> **Problem details**:
When the string "title" is part of a line below, that line should be copied.

> **Website and app data records**:
--------------------
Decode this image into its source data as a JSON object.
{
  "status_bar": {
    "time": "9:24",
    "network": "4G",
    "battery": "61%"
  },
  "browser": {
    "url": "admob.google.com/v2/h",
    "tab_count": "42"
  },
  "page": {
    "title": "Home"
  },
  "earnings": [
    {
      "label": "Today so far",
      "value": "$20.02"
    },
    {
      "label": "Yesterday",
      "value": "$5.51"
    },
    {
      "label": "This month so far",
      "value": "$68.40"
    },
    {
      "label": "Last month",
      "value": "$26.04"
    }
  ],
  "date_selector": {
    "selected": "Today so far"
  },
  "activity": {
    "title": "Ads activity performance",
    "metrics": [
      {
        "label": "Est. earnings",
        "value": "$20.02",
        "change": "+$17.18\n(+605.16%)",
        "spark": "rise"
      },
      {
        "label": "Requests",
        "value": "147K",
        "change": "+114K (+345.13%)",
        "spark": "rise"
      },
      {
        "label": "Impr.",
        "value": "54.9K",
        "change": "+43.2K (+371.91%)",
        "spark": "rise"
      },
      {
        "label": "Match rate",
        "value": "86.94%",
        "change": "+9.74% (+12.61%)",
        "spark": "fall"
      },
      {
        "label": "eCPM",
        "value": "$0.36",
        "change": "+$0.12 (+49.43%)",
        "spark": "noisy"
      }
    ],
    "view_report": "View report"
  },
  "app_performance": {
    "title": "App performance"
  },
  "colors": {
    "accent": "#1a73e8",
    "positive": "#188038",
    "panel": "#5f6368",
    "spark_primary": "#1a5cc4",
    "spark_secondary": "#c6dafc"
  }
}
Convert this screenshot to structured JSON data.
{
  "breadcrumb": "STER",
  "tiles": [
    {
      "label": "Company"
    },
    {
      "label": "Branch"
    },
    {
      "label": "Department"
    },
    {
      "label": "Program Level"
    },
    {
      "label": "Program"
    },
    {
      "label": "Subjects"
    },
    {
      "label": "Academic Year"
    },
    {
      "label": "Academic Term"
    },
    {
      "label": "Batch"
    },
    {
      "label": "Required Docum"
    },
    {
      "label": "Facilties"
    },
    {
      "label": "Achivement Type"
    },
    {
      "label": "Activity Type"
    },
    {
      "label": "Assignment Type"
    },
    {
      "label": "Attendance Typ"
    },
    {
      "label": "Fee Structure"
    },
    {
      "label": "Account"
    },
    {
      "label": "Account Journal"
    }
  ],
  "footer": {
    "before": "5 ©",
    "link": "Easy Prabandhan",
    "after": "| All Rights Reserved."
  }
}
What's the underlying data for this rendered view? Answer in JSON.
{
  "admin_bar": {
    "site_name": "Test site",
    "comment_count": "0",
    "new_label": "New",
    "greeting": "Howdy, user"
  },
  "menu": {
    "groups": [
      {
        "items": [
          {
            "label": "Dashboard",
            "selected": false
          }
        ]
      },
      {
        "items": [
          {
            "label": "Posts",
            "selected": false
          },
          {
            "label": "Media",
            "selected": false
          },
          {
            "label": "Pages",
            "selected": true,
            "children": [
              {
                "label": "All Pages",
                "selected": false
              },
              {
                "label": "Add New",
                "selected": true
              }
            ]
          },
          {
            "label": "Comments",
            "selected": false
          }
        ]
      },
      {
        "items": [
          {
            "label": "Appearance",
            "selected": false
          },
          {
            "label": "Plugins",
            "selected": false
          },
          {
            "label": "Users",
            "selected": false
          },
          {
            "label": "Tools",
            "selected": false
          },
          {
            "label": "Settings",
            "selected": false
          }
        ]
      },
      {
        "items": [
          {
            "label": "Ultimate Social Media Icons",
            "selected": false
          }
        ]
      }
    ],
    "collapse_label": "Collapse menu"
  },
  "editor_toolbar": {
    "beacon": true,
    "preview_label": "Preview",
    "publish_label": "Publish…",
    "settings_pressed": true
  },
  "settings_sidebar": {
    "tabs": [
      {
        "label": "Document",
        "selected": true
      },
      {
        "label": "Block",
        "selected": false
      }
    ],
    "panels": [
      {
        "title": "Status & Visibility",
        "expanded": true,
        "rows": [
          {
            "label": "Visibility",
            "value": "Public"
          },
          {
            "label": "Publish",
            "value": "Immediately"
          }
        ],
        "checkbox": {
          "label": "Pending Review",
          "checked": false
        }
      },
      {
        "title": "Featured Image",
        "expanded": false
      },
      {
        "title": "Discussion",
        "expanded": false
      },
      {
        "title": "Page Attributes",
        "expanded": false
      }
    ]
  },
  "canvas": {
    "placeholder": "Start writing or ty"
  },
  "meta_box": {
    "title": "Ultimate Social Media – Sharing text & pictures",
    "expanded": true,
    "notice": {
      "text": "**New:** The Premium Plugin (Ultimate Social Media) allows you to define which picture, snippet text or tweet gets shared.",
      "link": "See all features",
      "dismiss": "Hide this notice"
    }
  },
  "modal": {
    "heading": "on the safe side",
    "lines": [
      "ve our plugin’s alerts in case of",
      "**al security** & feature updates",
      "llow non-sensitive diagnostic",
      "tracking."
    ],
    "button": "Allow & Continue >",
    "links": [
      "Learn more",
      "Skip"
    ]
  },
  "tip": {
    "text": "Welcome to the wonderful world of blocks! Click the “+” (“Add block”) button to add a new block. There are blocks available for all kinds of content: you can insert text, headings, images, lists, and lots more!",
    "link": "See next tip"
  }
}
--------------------
> **Task output**:
    "title": "Home"
    "title": "Ads activity performance",
    "title": "App performance"
        "title": "Status & Visibility",
        "title": "Featured Image",
        "title": "Discussion",
        "title": "Page Attributes",
    "title": "Ultimate Social Media – Sharing text & pictures",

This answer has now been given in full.